One of the bleakest bits of news this week was that years of hard-won educational gains achieved in closing the attainment gap have been blown away by the coronavirus crisis.
This was contained in a report on BBC's Newsnight on Tuesday, which said that analysis by the Education Endowment Foundation has found that school closures will result in the socioeconomic gap for attainment at least reversing the progress of the past 10 years.
Professor Becky Francis, chief executive of the Education Endowment Foundation, told Newsnight: “The gap has closed over the 10-year period by around 10 percentage points. Unfortunately, our initial analysis suggests that that gap will be at least entirely reversed.”
Not only is that a disaster for the young people concerned but it also shows the fragility of progress on this front, and how we must do things differently post-crisis to embed social equity much more deeply.
It is not surprising then that various commentators are suggesting how we can help children to catch up for lost time.
Coronavirus and the disadvantage gap
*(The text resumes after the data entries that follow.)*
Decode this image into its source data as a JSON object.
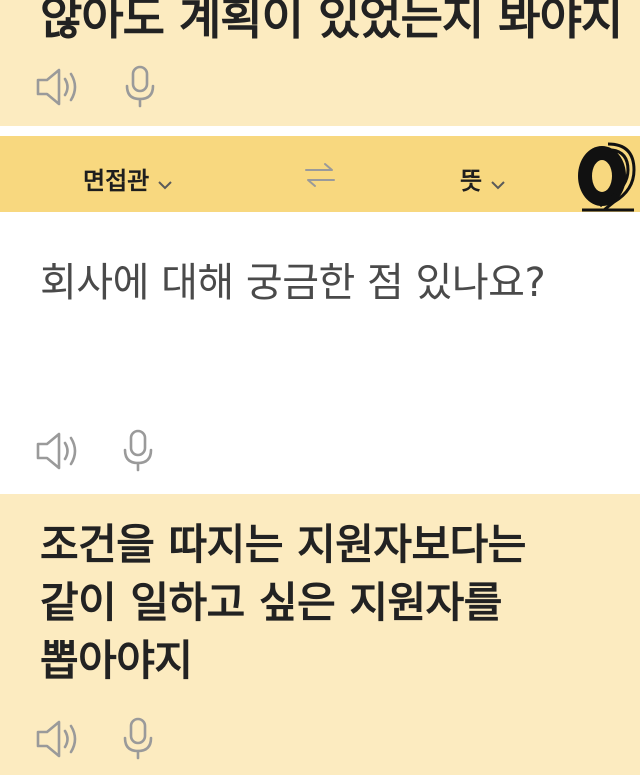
{
  "previous_result": {
    "text": "않아도 계획이 있었는지 봐야지"
  },
  "language_bar": {
    "source_language": "면접관",
    "target_language": "뜻"
  },
  "input": {
    "text": "회사에 대해 궁금한 점 있나요?"
  },
  "output": {
    "lines": [
      "조건을 따지는 지원자보다는",
      "같이 일하고 싶은 지원자를",
      "뽑아야지"
    ]
  },
  "icons": {
    "speaker": "speaker-icon",
    "microphone": "microphone-icon",
    "swap": "swap-arrows-icon",
    "chevron": "chevron-down-icon",
    "logo": "logo-icon"
  },
  "colors": {
    "language_bar": "#f8d87f",
    "result_background": "#fcebc0",
    "text": "#222222",
    "icon": "#9a9a9a"
  }
}
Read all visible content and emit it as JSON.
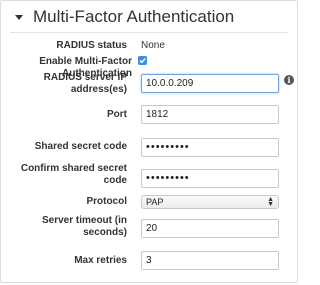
{
  "section": {
    "title": "Multi-Factor Authentication"
  },
  "form": {
    "radius_status": {
      "label": "RADIUS status",
      "value": "None"
    },
    "enable_mfa": {
      "label": "Enable Multi-Factor Authentication",
      "checked": true
    },
    "server_ip": {
      "label_line1": "RADIUS server IP",
      "label_line2": "address(es)",
      "value": "10.0.0.209"
    },
    "port": {
      "label": "Port",
      "value": "1812"
    },
    "shared_secret": {
      "label": "Shared secret code",
      "value": "•••••••••"
    },
    "confirm_secret": {
      "label_line1": "Confirm shared secret",
      "label_line2": "code",
      "value": "•••••••••"
    },
    "protocol": {
      "label": "Protocol",
      "selected": "PAP"
    },
    "server_timeout": {
      "label_line1": "Server timeout (in",
      "label_line2": "seconds)",
      "value": "20"
    },
    "max_retries": {
      "label": "Max retries",
      "value": "3"
    }
  },
  "icons": {
    "caret": "caret-down-icon",
    "info": "info-icon",
    "check": "check-icon",
    "select_arrows": "select-arrows-icon"
  },
  "colors": {
    "accent": "#3b8ede",
    "focus_border": "#6aa5e0"
  }
}
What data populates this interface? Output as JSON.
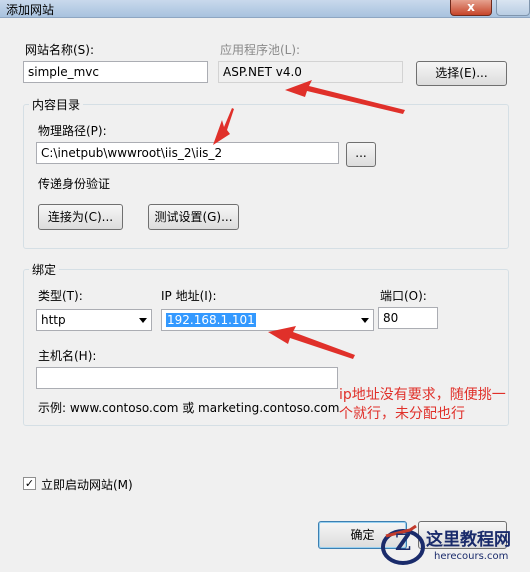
{
  "window": {
    "title": "添加网站",
    "close_glyph": "x"
  },
  "site": {
    "name_label": "网站名称(S):",
    "name_value": "simple_mvc",
    "pool_label": "应用程序池(L):",
    "pool_value": "ASP.NET v4.0",
    "select_button": "选择(E)..."
  },
  "content_dir": {
    "title": "内容目录",
    "path_label": "物理路径(P):",
    "path_value": "C:\\inetpub\\wwwroot\\iis_2\\iis_2",
    "browse_button": "...",
    "auth_label": "传递身份验证",
    "connect_button": "连接为(C)...",
    "test_button": "测试设置(G)..."
  },
  "binding": {
    "title": "绑定",
    "type_label": "类型(T):",
    "type_value": "http",
    "ip_label": "IP 地址(I):",
    "ip_value": "192.168.1.101",
    "port_label": "端口(O):",
    "port_value": "80",
    "host_label": "主机名(H):",
    "host_value": "",
    "example_text": "示例: www.contoso.com 或 marketing.contoso.com"
  },
  "start_now": {
    "label": "立即启动网站(M)",
    "checked": true,
    "check_glyph": "✓"
  },
  "footer": {
    "ok_button": "确定",
    "cancel_button": ""
  },
  "annotation": {
    "line1": "ip地址没有要求，随便挑一",
    "line2": "个就行，未分配也行",
    "color": "#e0302a"
  },
  "watermark": {
    "title": "这里教程网",
    "url": "herecours.com",
    "logo_letter": "Z"
  }
}
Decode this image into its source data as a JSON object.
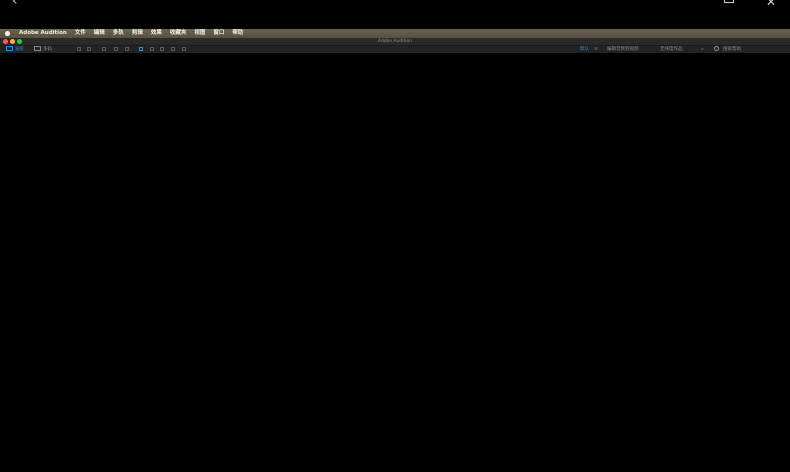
{
  "viewer": {
    "back_glyph": "‹",
    "close_glyph": "✕"
  },
  "menubar": {
    "app_name": "Adobe Audition",
    "items": [
      "文件",
      "编辑",
      "多轨",
      "剪辑",
      "效果",
      "收藏夹",
      "视图",
      "窗口",
      "帮助"
    ]
  },
  "window": {
    "title": "Adobe Audition",
    "traffic_lights": {
      "close": "#fe5f57",
      "minimize": "#febc2e",
      "zoom": "#28c840"
    }
  },
  "toolbar": {
    "waveform_label": "波形",
    "multitrack_label": "多轨",
    "workspace_default": "默认",
    "workspace_menu": "≡",
    "workspace_edit": "编辑音频到视频",
    "workspace_radio": "无线电作品",
    "more": "»",
    "search_label": "搜索帮助"
  },
  "colors": {
    "accent": "#2f8ee6",
    "menubar": "#5f5747",
    "background": "#000000"
  }
}
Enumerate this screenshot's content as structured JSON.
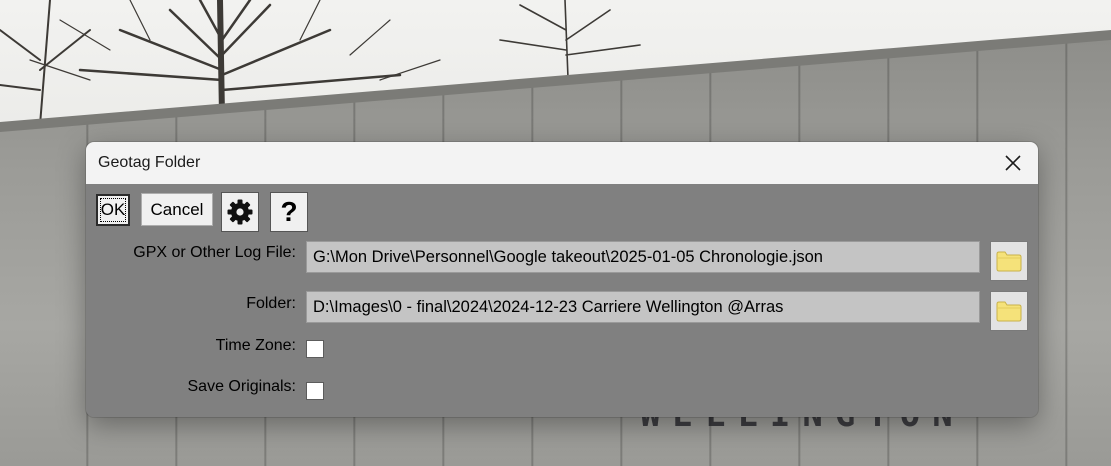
{
  "background": {
    "wall_text": "WELLINGTON"
  },
  "dialog": {
    "title": "Geotag Folder",
    "close_glyph": "✕",
    "toolbar": {
      "ok_label": "OK",
      "cancel_label": "Cancel",
      "settings_icon": "gear-icon",
      "help_label": "?"
    },
    "fields": {
      "log_file": {
        "label": "GPX or Other Log File:",
        "value": "G:\\Mon Drive\\Personnel\\Google takeout\\2025-01-05 Chronologie.json"
      },
      "folder": {
        "label": "Folder:",
        "value": "D:\\Images\\0 - final\\2024\\2024-12-23 Carriere Wellington @Arras"
      },
      "time_zone": {
        "label": "Time Zone:",
        "checked": false
      },
      "save_originals": {
        "label": "Save Originals:",
        "checked": false
      }
    },
    "colors": {
      "client_bg": "#808080",
      "titlebar_bg": "#f3f3f3",
      "field_bg": "#c4c4c4",
      "folder_icon": "#f5e27a"
    }
  }
}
Former Ofsted boss Sir Michael Wilshaw surfaced on the same programme to suggest “bringing in schools over weekend periods, holiday periods or extending the school day”. Otherwise, he could see “no alternative but to repeat a year for some of our children”.
At the weekend, Commons Education Select Committee chair Robert Halfon had called for a volunteer "army" consisting of retired teachers and university graduates to be set up to support disadvantaged pupils in schools when the lockdown ends.
And earlier in April, children’s commissioner Anne Longfield suggested schools should consider opening “in some form” over the six-week summer holidays to help children catch up.
All of these interventions undoubtedly spring from the best of motives, and it is heartening to see the passion that exists over this subject. However, extra layers of complexity are really not the answer, given that what we actually need to do is the exact opposite and lighten the load of schools and colleges.
Opening up schools for weekends, evenings and holiday periods is not only a logistical headache but assumes that children will want to attend this provision. Some might, but probably not many of those we most want to focus on.
The idea that the only alternative is to repeat the year is a complete non-starter and utterly impractical.
And that volunteer "army" of retired teachers and university graduates entails a logistical exercise of immense proportions in order to give pupils access to a group of teachers who don’t know them, and graduates who have no experience of teaching.
Although – to give credit where it’s due – another idea from Mr Halfon for a catch-up premium for vulnerable and disadvantaged pupils really could help, as long as headteachers are free to decide how it is best spent.
That aside, when schools and colleges reopen, what we need them to do is what only they can do – provide their pupils with tailored support based on teachers’ knowledge of their learning needs.
It isn’t about grand gestures, or an army of well-meaning volunteers who have to be managed by over-worked headteachers. It is about the forensic business of working out how much learning is lost, what support is required, and how it can be delivered.
That won’t be the same in the case of every child. In fact, far from it.
Remote learning will have worked better for some children than for others. Schools and colleges will be presented with young people who are at significantly different points. The first job will be to map where they are now, and what they need.
And this won’t, of course, just be in academic terms. Some of these young people are going to need emotional and mental health support, even more urgently than catch-up programmes. Let’s face the grim truth. Some of them will have lost family members during the coronavirus crisis. Others will have been traumatised by the experience of relatives being seriously ill.
Many will have lost the habit of learning, and the structures of the school day, and they will require patience, understanding and work to resocialise them into school life.
This is going to be a job for experts – and those experts are the people who already work in our schools and colleges. There may be a role for volunteers to help out in some form or other at some point. I don’t know what that might look like at the moment, but nor am I discounting it.
But the immediate priority must be to let schools and colleges do their job.
In fact, this was put very well by current Ofsted boss Amanda Spielman, on the same Newsnight programme.
She said: “The message I would give is about keeping it as simple as possible, not layering on too many additional complexities for schools, because they are going to have a lot to deal with already.
“It seems likely that school return will have to be staggered, for example, because of social distancing expectations, and nobody yet knows quite how that will translate in a school context, especially with younger children.
“So we really, really need to make sure that we don’t make schools’ jobs impossibly complicated. They have got to have a clear brief and they have got to have the space in which to do what they do well.”
Exactly that. Which leads me to write a sentence I haven’t written before. Three cheers for the chief inspector.
When some kind of normality begins to return, let’s let the teachers teach.
Geoff Barton is general secretary of the Association of School and College Leaders. He tweets @RealGeoffBarton